* **WORK TO BE COMPLETED**: This exercise calls for a copy of every line in the listing below that carries the word "data".

>>>

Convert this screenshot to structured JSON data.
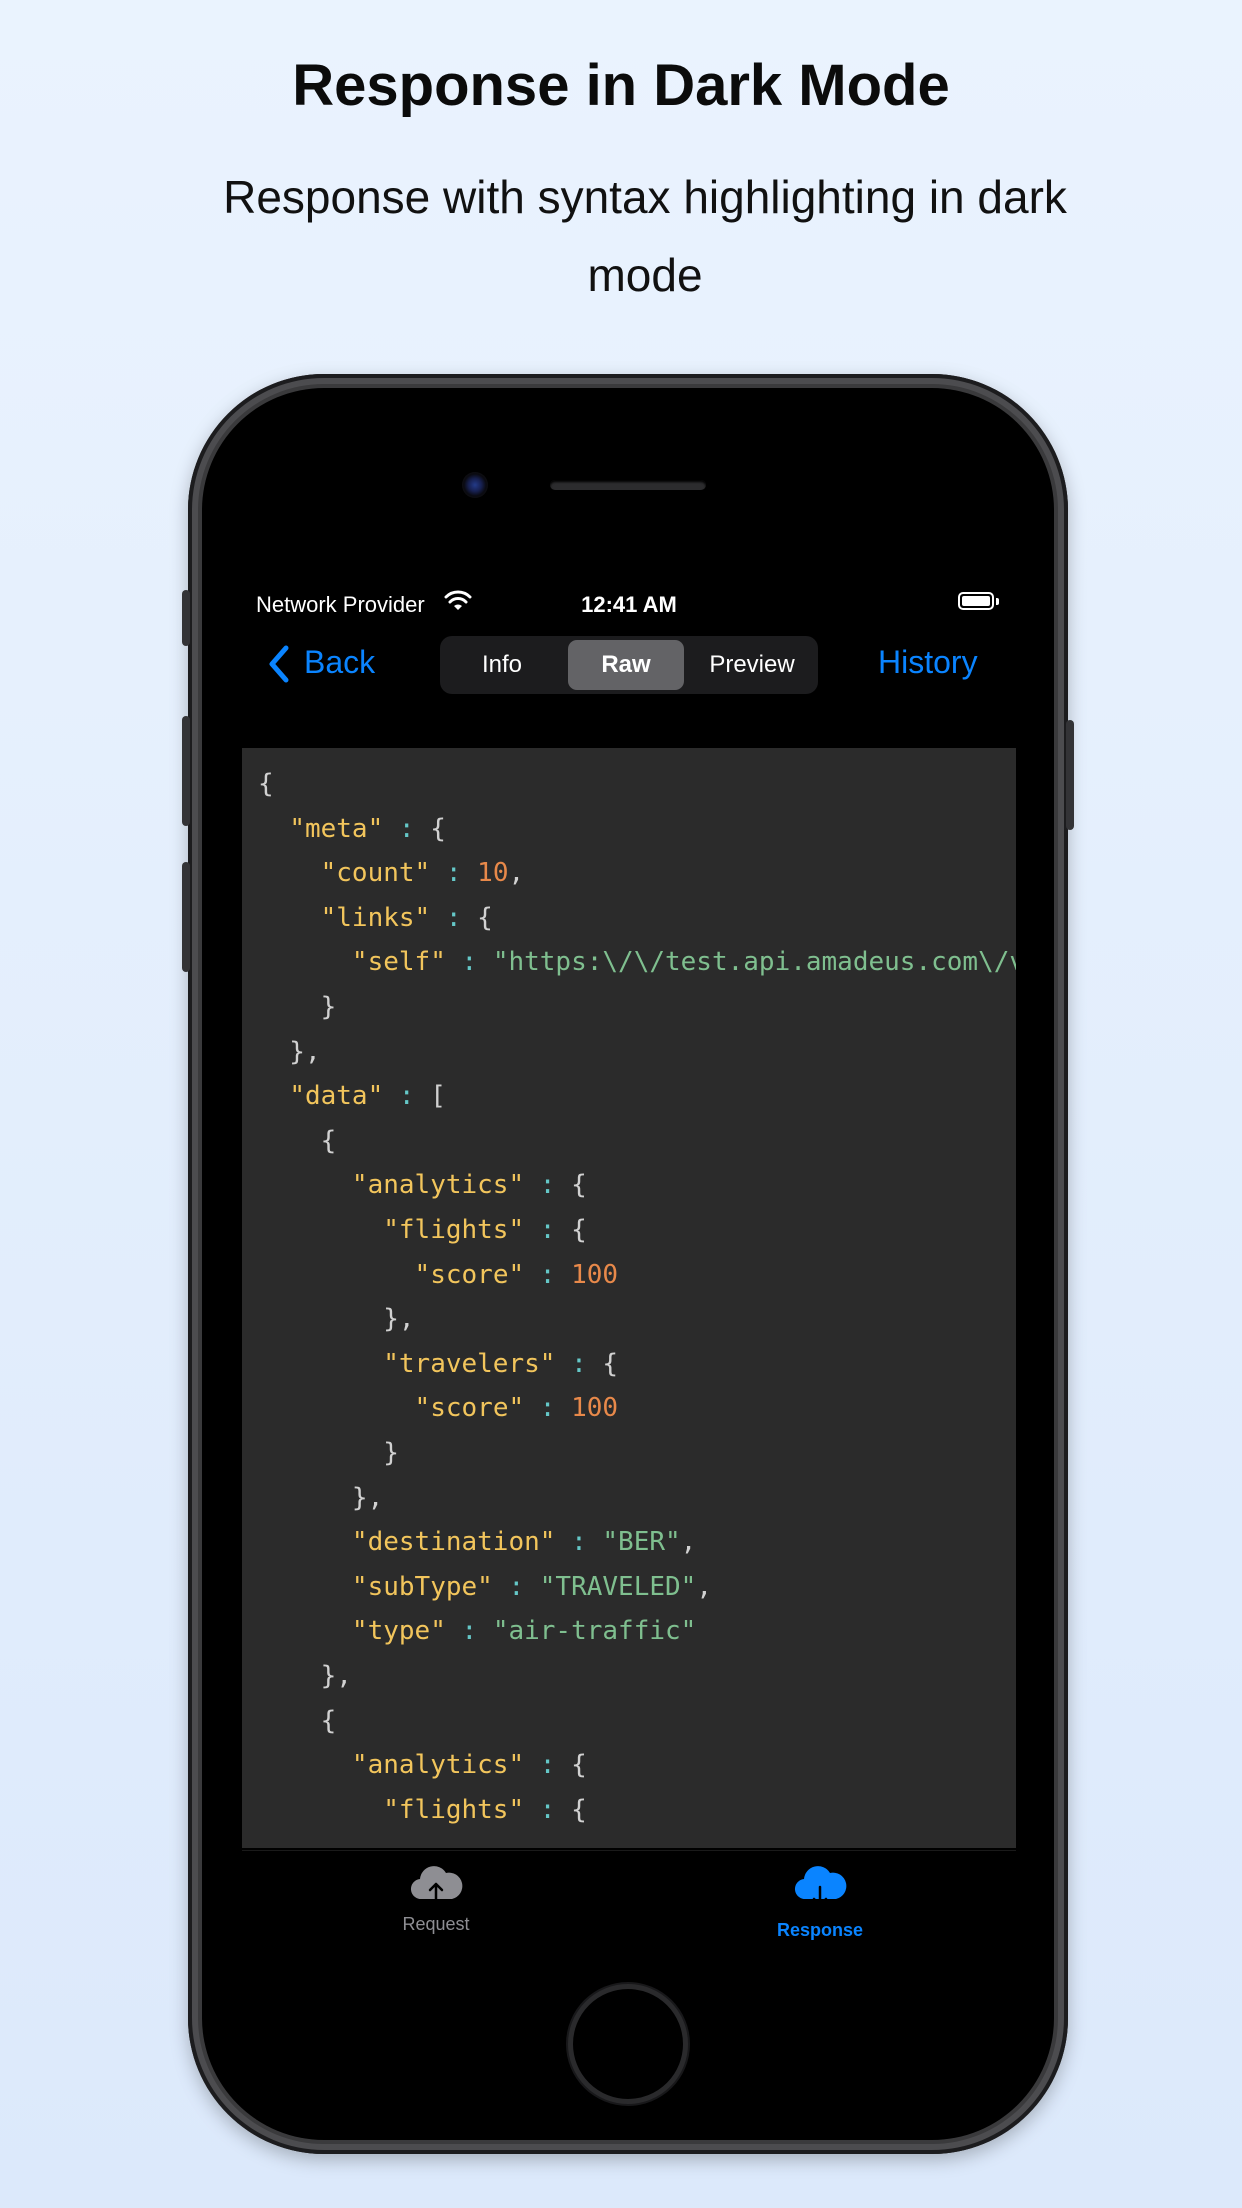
{
  "promo": {
    "title": "Response in Dark Mode",
    "subtitle": "Response with syntax highlighting in dark mode"
  },
  "status_bar": {
    "carrier": "Network Provider",
    "time": "12:41 AM"
  },
  "nav": {
    "back_label": "Back",
    "segments": [
      "Info",
      "Raw",
      "Preview"
    ],
    "selected_segment": "Raw",
    "history_label": "History"
  },
  "response_lines": [
    "{",
    "  \"meta\" : {",
    "    \"count\" : 10,",
    "    \"links\" : {",
    "      \"self\" : \"https:\\/\\/test.api.amadeus.com\\/v",
    "    }",
    "  },",
    "  \"data\" : [",
    "    {",
    "      \"analytics\" : {",
    "        \"flights\" : {",
    "          \"score\" : 100",
    "        },",
    "        \"travelers\" : {",
    "          \"score\" : 100",
    "        }",
    "      },",
    "      \"destination\" : \"BER\",",
    "      \"subType\" : \"TRAVELED\",",
    "      \"type\" : \"air-traffic\"",
    "    },",
    "    {",
    "      \"analytics\" : {",
    "        \"flights\" : {"
  ],
  "tab_bar": {
    "tabs": [
      {
        "label": "Request",
        "icon": "cloud-upload-icon",
        "selected": false
      },
      {
        "label": "Response",
        "icon": "cloud-download-icon",
        "selected": true
      }
    ]
  },
  "colors": {
    "accent": "#0a84ff",
    "code_background": "#2b2b2b",
    "json_key": "#f2c55c",
    "json_string": "#7fbf8f",
    "json_number": "#e8894a",
    "json_colon": "#65c8c8"
  }
}
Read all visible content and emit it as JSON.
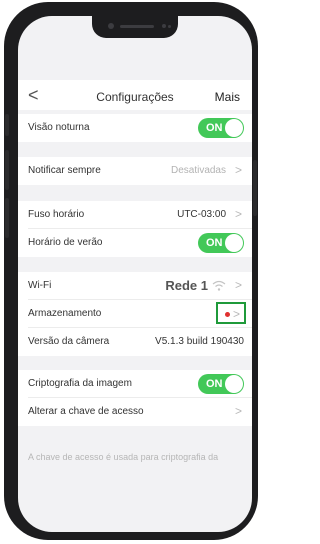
{
  "nav": {
    "back": "<",
    "title": "Configurações",
    "more": "Mais"
  },
  "rows": {
    "night_vision": {
      "label": "Visão noturna",
      "toggle": "ON"
    },
    "notify_always": {
      "label": "Notificar sempre",
      "value": "Desativadas"
    },
    "timezone": {
      "label": "Fuso horário",
      "value": "UTC-03:00"
    },
    "dst": {
      "label": "Horário de verão",
      "toggle": "ON"
    },
    "wifi": {
      "label": "Wi-Fi",
      "value": "Rede 1"
    },
    "storage": {
      "label": "Armazenamento"
    },
    "camera_version": {
      "label": "Versão da câmera",
      "value": "V5.1.3 build 190430"
    },
    "image_encryption": {
      "label": "Criptografia da imagem",
      "toggle": "ON"
    },
    "change_key": {
      "label": "Alterar a chave de acesso"
    }
  },
  "footer_note": "A chave de acesso é usada para criptografia da",
  "chevron": ">",
  "colors": {
    "toggle_on": "#42c858",
    "highlight_box": "#1f9a3a",
    "status_dot": "#e0302f"
  },
  "icons": {
    "wifi": "wifi-icon",
    "status": "red-dot-icon"
  }
}
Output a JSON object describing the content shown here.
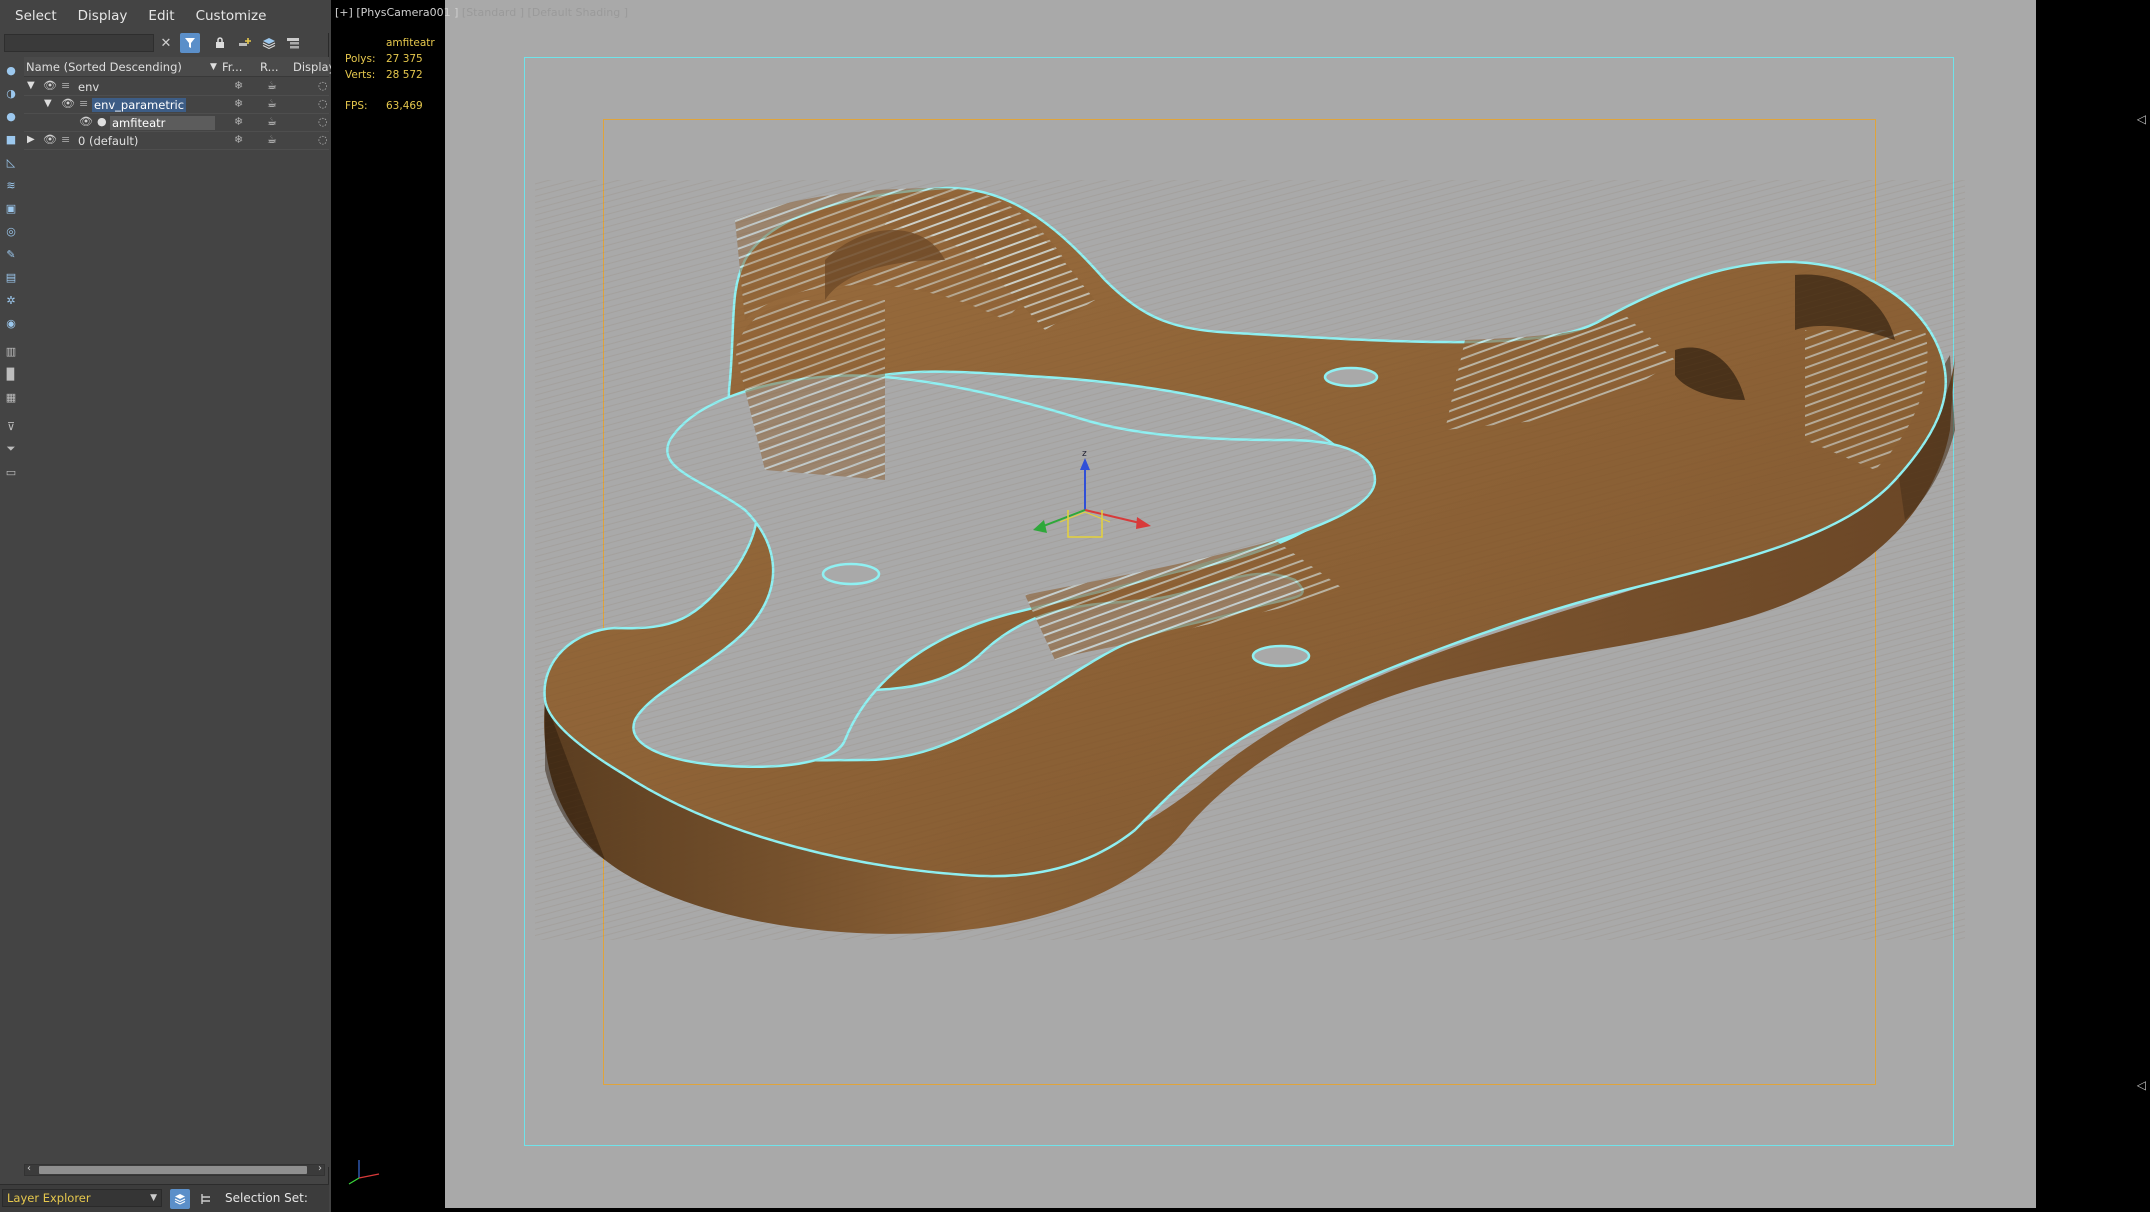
{
  "menu": [
    "Select",
    "Display",
    "Edit",
    "Customize"
  ],
  "explorer": {
    "columns": {
      "name": "Name (Sorted Descending)",
      "frozen": "Fr...",
      "render": "R...",
      "display": "Display"
    },
    "rows": [
      {
        "label": "env"
      },
      {
        "label": "env_parametric"
      },
      {
        "label": "amfiteatr"
      },
      {
        "label": "0 (default)"
      }
    ]
  },
  "bottom": {
    "layer_explorer": "Layer Explorer",
    "selection_set": "Selection Set:"
  },
  "viewport": {
    "label_plus": "[+]",
    "label_camera": "[PhysCamera001 ]",
    "label_standard": "[Standard ]",
    "label_shading": "[Default Shading ]",
    "stats": {
      "object": "amfiteatr",
      "polys_label": "Polys:",
      "polys_value": "27 375",
      "verts_label": "Verts:",
      "verts_value": "28 572",
      "fps_label": "FPS:",
      "fps_value": "63,469"
    },
    "gizmo_axis": "z"
  },
  "icons": {
    "search_clear": "close-icon",
    "filter": "filter-icon",
    "lock": "lock-icon",
    "add_layer": "add-layer-icon",
    "layers": "layers-icon",
    "hierarchy": "hierarchy-icon"
  },
  "colors": {
    "viewport_bg": "#a9a9a9",
    "safe_frame": "#6fe3ea",
    "render_frame": "#e0a43a",
    "selection_outline": "#8ff0f2",
    "wood": "#8f6338",
    "stat_text": "#e6c84d",
    "active_button": "#5b8fc9"
  }
}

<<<

* **REPLY**:
Convert this screenshot to structured JSON data.
    "  \"data\" : [",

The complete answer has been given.